Field added that he’s positioning the company with new partnerships, including an exclusive podcast with singer, actress and influencer Demi Lovato, and audio partnerships with HBO, Netflix, Nike and others.

The parent company acquired Podcorn, a self-serve platform for podcast sponsorships and QL Gaming Group for sports betting data. Another deal includes a six-year partnership with FanDuel to give listeners gambling odds, insight, and promotion and to co-produce content.

Financially, the changes won’t have an immediate impact, said Field.

Along with most other advertising-driven firms, the company’s fortunes were hurt by the pandemic. But there are “green shoots” in the ad market, Field said.

“Our national business has improved significantly from the bottom of the pandemic. We think we’ll be getting back to normal very quickly.”

In Philly, “our local business is behind. One data point: On the last earnings call, 42% of our local advertisers were not advertising in December 2020. Our radio business is very much a get-people-going-somewhere business,” such as live events and concerts.

“A lot of them are in hibernation. In our markets in Southern California, however, we’re seeing theme park ads for the first time.”

The company on Tuesday also announced that it will offer Pineapple Street Studio’s original docuseries: award-winning documentarian Nina Gilden Seavey’s My Fugitive, with all episodes available today on the app, and Stay Away from Matthew Magill, from reporter and Pineapple Street producer Eric Mennel, launching April 13.

Audacy also formed a partnership with BetMGM, the online sportsbook, added The Rich Eisen Show and an NFL Mock Draft podcast hosted by Locked On and Audacy draft experts and personalities. Audacy produces content including American sports icon and analyst Boomer Esiason and radio personality and Emmy-award winner Big Tigger.

Sports wagers are among the nation’s fastest-growing industries.

“We have said sports-betting revenues would be up 50% in 2021 at around $30 million,” versus last year. Field said he sees that figure growing to $100 million over “the next few years.”

Former Entercom executive Marc Rayfield said of the corporate brand change to Audacy: “I would have done the same thing.

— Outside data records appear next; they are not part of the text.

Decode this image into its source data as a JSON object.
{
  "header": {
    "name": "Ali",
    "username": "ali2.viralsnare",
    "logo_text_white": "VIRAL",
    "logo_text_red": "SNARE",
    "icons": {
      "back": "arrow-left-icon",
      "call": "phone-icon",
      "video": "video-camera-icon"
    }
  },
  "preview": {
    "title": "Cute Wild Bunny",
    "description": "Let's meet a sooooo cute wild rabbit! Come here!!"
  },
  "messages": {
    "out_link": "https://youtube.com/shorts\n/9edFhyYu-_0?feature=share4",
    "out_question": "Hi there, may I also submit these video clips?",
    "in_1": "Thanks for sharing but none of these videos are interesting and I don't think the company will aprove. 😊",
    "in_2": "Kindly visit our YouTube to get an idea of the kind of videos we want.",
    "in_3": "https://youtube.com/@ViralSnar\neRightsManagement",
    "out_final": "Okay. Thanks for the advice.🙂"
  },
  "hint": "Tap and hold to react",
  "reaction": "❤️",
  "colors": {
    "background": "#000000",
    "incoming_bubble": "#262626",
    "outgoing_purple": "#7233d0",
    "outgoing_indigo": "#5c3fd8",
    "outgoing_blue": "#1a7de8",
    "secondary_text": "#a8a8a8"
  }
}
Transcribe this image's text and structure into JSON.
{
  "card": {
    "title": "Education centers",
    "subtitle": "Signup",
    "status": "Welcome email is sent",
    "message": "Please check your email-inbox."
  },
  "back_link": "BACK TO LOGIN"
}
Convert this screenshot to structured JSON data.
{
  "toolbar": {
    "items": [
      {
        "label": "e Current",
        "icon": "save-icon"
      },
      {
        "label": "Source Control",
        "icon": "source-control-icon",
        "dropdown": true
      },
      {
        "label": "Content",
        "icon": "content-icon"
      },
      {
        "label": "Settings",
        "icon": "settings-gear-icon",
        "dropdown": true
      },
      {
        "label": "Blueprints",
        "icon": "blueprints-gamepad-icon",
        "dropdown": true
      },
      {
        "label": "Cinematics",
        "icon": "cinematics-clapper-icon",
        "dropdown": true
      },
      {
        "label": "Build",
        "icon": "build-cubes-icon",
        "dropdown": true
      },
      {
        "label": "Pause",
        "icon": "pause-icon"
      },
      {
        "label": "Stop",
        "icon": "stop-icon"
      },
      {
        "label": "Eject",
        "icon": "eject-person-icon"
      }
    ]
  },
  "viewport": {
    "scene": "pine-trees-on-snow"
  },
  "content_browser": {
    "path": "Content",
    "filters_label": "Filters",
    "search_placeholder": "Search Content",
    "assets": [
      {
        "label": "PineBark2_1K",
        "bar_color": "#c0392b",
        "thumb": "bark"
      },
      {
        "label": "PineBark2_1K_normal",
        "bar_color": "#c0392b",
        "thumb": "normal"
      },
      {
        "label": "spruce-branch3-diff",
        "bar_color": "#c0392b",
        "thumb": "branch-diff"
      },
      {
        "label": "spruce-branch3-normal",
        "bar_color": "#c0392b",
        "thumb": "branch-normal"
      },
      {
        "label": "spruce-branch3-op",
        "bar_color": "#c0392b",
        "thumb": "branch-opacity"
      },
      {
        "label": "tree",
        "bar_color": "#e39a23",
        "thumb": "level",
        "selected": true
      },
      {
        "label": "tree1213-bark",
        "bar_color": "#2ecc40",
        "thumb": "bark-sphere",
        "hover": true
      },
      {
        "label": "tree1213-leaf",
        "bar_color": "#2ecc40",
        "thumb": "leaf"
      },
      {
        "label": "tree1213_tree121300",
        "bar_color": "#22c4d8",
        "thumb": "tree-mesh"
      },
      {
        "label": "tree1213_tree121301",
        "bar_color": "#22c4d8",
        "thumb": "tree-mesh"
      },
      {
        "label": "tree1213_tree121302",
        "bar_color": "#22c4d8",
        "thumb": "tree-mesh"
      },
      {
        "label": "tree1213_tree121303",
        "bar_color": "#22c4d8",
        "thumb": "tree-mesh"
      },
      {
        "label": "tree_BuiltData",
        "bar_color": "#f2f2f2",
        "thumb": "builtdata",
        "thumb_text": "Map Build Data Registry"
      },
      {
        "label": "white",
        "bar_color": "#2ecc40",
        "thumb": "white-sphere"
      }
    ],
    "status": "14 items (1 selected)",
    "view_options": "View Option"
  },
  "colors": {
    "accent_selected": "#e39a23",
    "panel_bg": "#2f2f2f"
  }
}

Audio is growing, but radio is not.”

“It makes sense, the company still owns massive brands now being distributed in ways they weren’t before. For instance, with the diminishing success of AM radio meant that KYW had to move to FM radio. That has a longer shelf life,” said Rayfield, who left to work as managing director at Darco Capital, a privately run investment firm owned by student housing developer David Adelman. Rayfield manages and oversees Darco’s investments.

“How does it help their bottom line? It’s unclear at this moment,” Rayfield said. “What they’re trying to do is become multi-platform distribution network, and not be seen as just a linear group of radio stations.”

The company’s ticker symbol will change from ETM to AUD effective on Friday, April 9.